It was outlined that the envelope of this design was conceived to encapsulate the majority of the form, creating an efficient seal between inside and outside. This profile uses the efficiency of modern insulation to return radiant heat from the sun and woodstove as well as minimize conductive and convective heat loss.
This closed system mentality however is not perfect. It tends to fundamentally isolate individuals from the outside world and depends upon technology (such as Heat Recovery Units) to maintain quality. I believe that this mentality encourages an apathetic appreciation of life. It turns solutions into remedies. It relegates wood to supplementing inherent heating deficiencies or presumes that the sun is out whenever it is day.
This is not to say that closed systems are inherently bad. In fact, when a closed system is used in concert with an open system we get a real and tangible magic. It is with this in mind that the design opens substantially towards the south. This achieves four things:

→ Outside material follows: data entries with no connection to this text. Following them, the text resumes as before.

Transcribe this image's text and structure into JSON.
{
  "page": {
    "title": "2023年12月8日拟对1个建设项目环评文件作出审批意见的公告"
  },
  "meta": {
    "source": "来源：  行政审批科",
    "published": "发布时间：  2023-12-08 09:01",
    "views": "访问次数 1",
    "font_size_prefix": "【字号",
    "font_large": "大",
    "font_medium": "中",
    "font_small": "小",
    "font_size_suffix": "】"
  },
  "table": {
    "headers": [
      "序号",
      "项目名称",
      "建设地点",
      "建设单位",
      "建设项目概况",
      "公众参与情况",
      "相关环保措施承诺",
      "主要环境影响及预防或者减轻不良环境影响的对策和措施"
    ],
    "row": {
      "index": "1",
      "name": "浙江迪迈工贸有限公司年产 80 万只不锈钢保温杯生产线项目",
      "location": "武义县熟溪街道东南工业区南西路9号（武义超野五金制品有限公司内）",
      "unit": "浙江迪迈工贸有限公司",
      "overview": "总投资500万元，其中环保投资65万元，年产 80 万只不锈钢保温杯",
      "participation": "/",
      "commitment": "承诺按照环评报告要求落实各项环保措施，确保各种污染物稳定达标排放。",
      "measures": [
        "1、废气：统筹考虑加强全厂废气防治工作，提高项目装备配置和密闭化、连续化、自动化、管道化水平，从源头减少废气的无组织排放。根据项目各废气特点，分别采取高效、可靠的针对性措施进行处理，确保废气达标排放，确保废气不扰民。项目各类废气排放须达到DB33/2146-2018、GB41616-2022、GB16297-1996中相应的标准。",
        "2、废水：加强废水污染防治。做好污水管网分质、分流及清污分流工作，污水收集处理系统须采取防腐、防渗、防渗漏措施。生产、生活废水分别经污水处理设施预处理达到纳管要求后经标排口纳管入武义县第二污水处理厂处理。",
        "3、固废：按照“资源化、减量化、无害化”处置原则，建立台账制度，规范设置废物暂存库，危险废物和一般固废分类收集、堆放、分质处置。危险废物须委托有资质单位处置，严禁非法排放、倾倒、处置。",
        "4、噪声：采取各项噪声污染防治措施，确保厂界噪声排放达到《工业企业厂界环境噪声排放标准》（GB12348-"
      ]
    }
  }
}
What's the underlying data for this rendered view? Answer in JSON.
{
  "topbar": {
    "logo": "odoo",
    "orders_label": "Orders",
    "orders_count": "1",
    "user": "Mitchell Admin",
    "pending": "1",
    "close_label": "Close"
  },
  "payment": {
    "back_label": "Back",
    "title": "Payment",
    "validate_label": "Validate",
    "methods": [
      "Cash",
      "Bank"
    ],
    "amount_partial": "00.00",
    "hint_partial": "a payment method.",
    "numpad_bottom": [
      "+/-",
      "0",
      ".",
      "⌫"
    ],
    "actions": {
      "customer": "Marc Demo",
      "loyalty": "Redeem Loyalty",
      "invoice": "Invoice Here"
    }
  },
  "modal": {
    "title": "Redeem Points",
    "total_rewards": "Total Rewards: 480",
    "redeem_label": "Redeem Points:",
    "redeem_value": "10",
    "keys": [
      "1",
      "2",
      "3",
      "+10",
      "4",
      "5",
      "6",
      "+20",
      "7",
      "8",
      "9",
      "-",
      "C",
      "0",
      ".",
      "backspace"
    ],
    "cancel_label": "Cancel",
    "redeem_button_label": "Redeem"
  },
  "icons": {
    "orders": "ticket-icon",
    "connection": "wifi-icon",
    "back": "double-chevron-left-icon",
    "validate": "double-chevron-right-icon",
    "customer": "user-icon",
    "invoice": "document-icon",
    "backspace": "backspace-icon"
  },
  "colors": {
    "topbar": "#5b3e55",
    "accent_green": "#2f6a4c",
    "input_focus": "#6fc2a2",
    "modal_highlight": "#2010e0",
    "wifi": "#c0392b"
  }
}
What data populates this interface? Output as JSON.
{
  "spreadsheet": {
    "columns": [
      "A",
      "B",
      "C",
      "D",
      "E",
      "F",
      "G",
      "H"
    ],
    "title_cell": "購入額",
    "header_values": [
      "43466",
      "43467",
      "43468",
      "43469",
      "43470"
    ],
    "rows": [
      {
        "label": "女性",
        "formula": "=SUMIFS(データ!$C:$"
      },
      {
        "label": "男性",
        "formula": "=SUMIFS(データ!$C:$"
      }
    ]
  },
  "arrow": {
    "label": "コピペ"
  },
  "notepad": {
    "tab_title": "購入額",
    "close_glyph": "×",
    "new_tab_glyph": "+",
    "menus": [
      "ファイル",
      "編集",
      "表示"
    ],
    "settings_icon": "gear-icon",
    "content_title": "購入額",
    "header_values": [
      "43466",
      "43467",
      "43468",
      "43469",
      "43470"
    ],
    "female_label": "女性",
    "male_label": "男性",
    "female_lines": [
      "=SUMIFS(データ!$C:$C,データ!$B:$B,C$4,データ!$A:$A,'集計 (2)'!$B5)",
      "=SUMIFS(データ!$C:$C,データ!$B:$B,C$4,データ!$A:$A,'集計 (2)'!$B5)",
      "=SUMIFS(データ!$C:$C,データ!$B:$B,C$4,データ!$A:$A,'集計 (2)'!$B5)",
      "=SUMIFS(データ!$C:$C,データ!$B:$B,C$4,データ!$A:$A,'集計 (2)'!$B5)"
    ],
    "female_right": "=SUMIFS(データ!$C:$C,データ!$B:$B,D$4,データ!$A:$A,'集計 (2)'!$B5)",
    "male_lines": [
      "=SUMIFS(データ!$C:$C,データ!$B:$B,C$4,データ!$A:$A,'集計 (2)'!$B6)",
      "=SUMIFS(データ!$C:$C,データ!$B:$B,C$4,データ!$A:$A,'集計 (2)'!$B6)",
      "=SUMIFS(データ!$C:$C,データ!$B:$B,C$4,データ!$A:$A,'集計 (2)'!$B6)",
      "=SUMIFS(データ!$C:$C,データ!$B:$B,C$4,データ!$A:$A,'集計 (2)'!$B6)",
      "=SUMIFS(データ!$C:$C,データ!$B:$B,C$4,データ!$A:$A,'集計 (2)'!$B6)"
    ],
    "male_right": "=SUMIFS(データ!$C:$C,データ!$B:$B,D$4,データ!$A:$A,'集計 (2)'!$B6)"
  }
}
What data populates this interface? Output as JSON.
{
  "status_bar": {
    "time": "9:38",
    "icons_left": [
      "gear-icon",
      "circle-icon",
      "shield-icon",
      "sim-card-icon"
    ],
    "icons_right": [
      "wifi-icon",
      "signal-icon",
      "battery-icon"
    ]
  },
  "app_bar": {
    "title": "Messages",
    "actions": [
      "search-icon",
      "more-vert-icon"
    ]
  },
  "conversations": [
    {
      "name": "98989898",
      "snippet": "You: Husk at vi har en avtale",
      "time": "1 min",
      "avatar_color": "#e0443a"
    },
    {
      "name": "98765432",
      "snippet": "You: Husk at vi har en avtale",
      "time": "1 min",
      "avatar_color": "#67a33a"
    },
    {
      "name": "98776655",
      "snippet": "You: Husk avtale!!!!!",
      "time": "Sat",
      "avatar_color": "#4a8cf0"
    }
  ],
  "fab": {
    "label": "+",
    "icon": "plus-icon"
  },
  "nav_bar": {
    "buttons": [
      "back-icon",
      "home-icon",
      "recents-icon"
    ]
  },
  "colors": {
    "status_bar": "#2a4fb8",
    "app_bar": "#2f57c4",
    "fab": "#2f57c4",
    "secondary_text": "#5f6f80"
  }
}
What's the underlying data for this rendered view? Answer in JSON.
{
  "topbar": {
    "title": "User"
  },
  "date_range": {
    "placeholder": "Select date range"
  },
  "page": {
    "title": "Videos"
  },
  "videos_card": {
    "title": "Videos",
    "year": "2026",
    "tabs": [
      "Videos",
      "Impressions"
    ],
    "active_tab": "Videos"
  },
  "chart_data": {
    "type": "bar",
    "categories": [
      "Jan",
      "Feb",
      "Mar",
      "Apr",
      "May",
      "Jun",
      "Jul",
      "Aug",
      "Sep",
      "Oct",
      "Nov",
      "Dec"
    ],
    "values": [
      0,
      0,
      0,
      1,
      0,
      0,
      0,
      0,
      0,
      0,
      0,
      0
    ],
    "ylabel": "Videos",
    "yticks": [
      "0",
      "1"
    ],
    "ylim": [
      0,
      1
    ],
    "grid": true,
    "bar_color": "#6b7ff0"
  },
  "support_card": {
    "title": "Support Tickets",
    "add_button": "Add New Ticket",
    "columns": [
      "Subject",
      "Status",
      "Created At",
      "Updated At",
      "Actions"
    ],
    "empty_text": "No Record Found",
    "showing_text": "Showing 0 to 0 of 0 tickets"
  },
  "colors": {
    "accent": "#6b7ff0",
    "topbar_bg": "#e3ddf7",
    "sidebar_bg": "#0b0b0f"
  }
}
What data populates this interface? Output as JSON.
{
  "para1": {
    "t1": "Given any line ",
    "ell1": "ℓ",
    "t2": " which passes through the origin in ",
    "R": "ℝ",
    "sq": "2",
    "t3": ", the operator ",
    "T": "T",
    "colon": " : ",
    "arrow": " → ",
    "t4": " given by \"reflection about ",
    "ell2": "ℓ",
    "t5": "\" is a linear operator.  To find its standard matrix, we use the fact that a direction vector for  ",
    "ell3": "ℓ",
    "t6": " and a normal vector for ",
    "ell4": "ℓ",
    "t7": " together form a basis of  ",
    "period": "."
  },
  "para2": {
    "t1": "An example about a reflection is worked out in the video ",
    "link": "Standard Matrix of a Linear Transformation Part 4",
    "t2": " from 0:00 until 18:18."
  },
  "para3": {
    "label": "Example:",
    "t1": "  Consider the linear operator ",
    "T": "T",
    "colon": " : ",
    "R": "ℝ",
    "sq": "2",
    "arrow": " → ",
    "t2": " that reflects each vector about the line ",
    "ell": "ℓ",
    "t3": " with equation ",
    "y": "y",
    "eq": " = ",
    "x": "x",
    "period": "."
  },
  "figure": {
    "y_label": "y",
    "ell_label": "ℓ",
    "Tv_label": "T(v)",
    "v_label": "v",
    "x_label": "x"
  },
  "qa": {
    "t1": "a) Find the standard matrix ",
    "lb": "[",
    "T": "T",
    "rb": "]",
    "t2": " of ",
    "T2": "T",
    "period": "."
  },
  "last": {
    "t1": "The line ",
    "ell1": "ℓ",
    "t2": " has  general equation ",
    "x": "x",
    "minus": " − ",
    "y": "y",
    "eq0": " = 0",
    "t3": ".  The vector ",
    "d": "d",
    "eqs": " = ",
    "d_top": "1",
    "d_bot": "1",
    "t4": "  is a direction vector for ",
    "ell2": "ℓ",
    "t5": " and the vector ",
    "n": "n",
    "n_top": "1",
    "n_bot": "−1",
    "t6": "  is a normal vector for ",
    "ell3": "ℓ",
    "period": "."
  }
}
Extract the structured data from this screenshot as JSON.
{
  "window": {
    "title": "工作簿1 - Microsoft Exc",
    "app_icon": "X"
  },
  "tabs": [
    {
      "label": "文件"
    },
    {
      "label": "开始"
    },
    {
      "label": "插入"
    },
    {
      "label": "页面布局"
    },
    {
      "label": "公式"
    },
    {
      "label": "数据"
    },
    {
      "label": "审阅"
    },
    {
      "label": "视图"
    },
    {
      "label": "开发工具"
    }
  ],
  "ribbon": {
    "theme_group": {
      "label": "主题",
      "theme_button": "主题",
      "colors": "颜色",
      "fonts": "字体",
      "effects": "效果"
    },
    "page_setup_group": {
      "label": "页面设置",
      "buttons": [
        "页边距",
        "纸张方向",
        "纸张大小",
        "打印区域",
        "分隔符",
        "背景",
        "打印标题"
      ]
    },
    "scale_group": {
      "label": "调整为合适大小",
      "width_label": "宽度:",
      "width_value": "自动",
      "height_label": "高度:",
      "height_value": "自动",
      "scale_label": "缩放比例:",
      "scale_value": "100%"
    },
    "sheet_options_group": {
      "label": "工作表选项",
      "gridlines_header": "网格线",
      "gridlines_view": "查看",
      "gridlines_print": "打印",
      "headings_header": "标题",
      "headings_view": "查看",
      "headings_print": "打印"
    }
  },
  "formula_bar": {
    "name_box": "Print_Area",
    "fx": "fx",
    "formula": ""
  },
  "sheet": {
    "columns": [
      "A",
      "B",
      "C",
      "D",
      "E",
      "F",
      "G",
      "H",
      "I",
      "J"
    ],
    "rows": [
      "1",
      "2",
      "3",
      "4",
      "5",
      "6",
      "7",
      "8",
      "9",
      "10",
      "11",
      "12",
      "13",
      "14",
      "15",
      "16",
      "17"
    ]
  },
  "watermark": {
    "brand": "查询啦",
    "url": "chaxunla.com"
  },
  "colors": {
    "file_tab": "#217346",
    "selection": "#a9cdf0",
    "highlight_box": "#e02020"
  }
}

- It allows for incredible ventilation in the summer
- It allows for immediate solar gains (not banked in a thermal mass, but rather collected to warm the air through a consolair system).
- It provides the ultimate benefit; an expansive human experience of the landscape; an open encounter with the world.
- Finally, through the use of canvas (translucent) and felted wool curtains it can be incrementally closed off to complement the activity and demands of the space.
Ultimately, the user is a steward to the mediation between outside and inside; open and closed. The tasks such as tending fires, opening windows or operating curtains are designed to be fulfilling, to mark the fluctuations of the day, the seasons and weather. Through this, the building is free to resonate with life and liveliness.
This is an active form of inhabitation that is suited to and indeed celebrates the fluctuations of this climate.
In The Details
Relegating open and closed strategies to different sections of the building has the additional benefit of making the construction process easier. Both wall types consist of a limited number of details, each of which address their specific role within the system. So for instance, avoiding gestures even as typical as putting windows in a wall (an opening in a closed system) saves substantially on labor, the modification of the structure, substantial flashing details, trims, and overall material waste/cost.
Saving energy in the construction of prescribed details allows volunteers to invest their energy in creative ways, for instance taking ownership in the placement of windows on the curtain wall to the south. The structure of the curtain wall is particularly interesting because it is designed to let reclaimed windows mount irrespective of their size. Additionally, the cavity created by this structure allows for a cansolair system that converts radiant solar energy to heating air; a detail that allows room for embellishment. In short, the wall to the south is not only incrementally open to nature but to creativity and human impetus.
Overall, the most important facet to situating details with respect to fundamental strategies and then giving ownership over to participants is that the participants can explore the idea and concept of the building on their own terms. Everyone is a well of wisdom and a building should be a constructive venue for expression and learning.
(Texte du concurrent)
6 scanned / 5 viewable
- Digital Model
- Digital Model